RBI Chapter 7
Chapter 7: Beep, Beep, Beep
Things You Will Learn
- Basics of Frequency & Sound
- Making your robot beep
When you used your gamepads, you must have noticed that your robot can beep. The gamepad only allowed the robot to beep in three different tones. What do you think determines these tones? Frequency is what allows the robot to play different tones. Let’s learn more about frequency.
Frequency & Sound
What is your favorite sport? Basketball, swimming, bicycling? Do you sometimes measure the amount of time it takes for you to shoot 10 baskets, the amount of time it takes for you to complete 2 laps when you go bicycling or swimming? Well, frequency is the opposite measure – it measures how many baskets you can shoot in one second or how many or much of a lap you can finish in one second. Like time is measured in seconds, the units for frequency are Hertz (Hz). Thus, 1 Hz means one lap or basket or cycle per second.
A wave is made up of many cycles. One such cycle in a wave is shown in Figure 1. You can make similar waves using a slinky. If you move one end of the slinky back and forth repeatedly while the other end is held steady, you will produce such waves.
Sound waves work similarly. When your friend talks to you, the sound travels in your direction in the form of waves to deliver the message to you. The number of cycles that a sound wave completes in a second is known as its frequency.
Now, let’s put sound and frequency together: A sound wave with a frequency of 300 Hz completes 300 cycles in a second.
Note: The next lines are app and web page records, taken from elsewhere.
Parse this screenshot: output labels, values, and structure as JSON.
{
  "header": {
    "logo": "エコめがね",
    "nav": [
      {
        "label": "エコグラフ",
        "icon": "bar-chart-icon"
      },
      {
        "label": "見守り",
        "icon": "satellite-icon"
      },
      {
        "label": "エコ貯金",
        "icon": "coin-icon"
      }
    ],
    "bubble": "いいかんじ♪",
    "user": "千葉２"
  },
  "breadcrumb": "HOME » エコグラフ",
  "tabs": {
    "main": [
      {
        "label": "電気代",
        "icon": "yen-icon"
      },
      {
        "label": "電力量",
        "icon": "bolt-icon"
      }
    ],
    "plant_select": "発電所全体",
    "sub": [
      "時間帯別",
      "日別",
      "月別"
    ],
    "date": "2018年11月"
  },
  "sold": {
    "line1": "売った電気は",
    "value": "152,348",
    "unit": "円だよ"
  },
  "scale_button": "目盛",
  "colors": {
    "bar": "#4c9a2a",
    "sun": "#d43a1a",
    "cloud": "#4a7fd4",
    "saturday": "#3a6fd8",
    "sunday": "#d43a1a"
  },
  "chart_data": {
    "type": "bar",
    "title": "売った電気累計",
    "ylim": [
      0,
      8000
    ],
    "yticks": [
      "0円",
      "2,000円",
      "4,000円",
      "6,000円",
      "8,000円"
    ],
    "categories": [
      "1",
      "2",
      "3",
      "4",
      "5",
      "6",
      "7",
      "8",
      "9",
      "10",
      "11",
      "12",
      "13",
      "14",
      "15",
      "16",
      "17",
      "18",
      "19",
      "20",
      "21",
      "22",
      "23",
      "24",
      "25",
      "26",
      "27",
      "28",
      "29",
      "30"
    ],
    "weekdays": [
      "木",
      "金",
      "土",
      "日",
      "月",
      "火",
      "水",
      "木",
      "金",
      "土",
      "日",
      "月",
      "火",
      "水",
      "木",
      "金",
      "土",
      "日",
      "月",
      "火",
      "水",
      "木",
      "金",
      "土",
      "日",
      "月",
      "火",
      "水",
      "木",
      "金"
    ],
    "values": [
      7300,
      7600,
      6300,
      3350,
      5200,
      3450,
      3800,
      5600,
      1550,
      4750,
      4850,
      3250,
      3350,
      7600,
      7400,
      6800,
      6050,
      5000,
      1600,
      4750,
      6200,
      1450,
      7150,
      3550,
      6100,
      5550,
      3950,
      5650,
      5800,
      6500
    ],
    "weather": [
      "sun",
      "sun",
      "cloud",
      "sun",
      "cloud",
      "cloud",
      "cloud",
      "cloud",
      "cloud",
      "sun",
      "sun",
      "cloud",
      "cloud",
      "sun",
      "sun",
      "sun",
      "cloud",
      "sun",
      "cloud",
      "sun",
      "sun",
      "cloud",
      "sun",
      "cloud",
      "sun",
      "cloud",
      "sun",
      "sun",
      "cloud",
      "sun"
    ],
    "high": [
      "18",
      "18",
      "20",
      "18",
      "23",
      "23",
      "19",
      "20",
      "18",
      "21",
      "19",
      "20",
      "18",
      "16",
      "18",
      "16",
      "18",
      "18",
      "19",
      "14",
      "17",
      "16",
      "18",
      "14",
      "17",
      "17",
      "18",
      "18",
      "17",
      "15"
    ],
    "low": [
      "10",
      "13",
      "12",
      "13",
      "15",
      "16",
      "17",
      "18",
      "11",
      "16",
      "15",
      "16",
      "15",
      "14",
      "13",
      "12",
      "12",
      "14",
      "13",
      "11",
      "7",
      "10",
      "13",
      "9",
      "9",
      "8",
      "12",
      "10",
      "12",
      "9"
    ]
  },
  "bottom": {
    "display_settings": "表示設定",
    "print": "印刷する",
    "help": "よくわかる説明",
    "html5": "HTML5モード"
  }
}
While humans can hear frequencies ranging from 20 Hz to 20,000 Hz, your robots only function well between a range of 200 Hz to 9000 Hz.
To make your robot beep a random note, type in the following:
This note played only for half a second. If you want to play a longer note, you can give the function the number of seconds you want it to play for inside the parentheses.
To make your robot play a note with a certain frequency, you can put this value inside the parentheses as well in the following way:
>>> beep(time, frequency)
For example, to make your robot beep the first note in “Do-Re-Me…”, type in the following:
>>> beep(1, 260)
Therefore, what you just typed in made your robot beep at a frequency of 260 Hz for 1 second.
Remember that frequency values can range from 200Hz to 9000 Hz. Time values should range from 1 second to 5 seconds.
When you typed in any of the commands shown above, you only heard one beep. What if you wanted a bunch of notes together? That’s right, you should use loops.
>>> loop(beep, 5)
This command will beep five notes with random frequencies.
Note: In the loop function, you will not be able to put in values for time or frequency.
If you want to be able to give the beep function different frequency values to play in a sequence, you must create a list. Here’s how you would do that: First, you would give your list a name – this can be anything, just like you learnt how to store variables. We will call our list “tune.”
>>> tune = [200, 500, 300, 500, 600]
Your list can contain numerous frequency values separated by a comma. Values of each list should be contained within square brackets as shown above.
You can now have the beep function play your list of frequencies by typing:
>>> beep(0.5, tune)
So the format is:
>>> beep(time, list)
Each note will beep for the same amount of time. If you are putting you’re frequencies in a list, you cannot play the notes for different amounts of time.
Note: Do not use the word “list” to name your variables or lists. This is a reserved word.
What if you want your robot to play “Do-Re-Me…”? The first step is to make your own list of frequencies. Let’s try playing “Do-Re-Me…” Table 1 shows the frequencies needed to play this tune.
Note Frequency (Hz) C 260 Hz D 290 Hz E 330 Hz F 350 Hz G 390 Hz A 440 Hz B 490 Hz C` 520 Hz Table 1
Create a list called doReMe that will contain all of these frequencies. To do this, we must type:
>>> doReMe = [260, 290, 330, 350, 390, 440, 490, 520]
Then, we must use the beep function:
You can use a list to play a scale going up or down according to the frequencies you put in your list, the way you just did when trying to play the “Do-Re-Me…” song. However, it does take a while to a put in all of those frequencies. What if you want your robot to play 30 increasing notes? You would have to enter 30 values in a list and then play it. Instead, you can use the scaleUp and scaleDown functions. Type in the following to hear an increasing scale:
>>> loop(scaleUp, 15)
and the following to hear a decreasing scale:
>>> loop(scaleDown, 15)
These functions will play 15 notes going up or coming down according to the function you type in.
Note: You will not be able to specify any frequency or time values for the scaleUp and scaleDown methods.
Your robot can make more music! Use what you have learnt today to play the rhyme Twinkle Twinkle Little Star.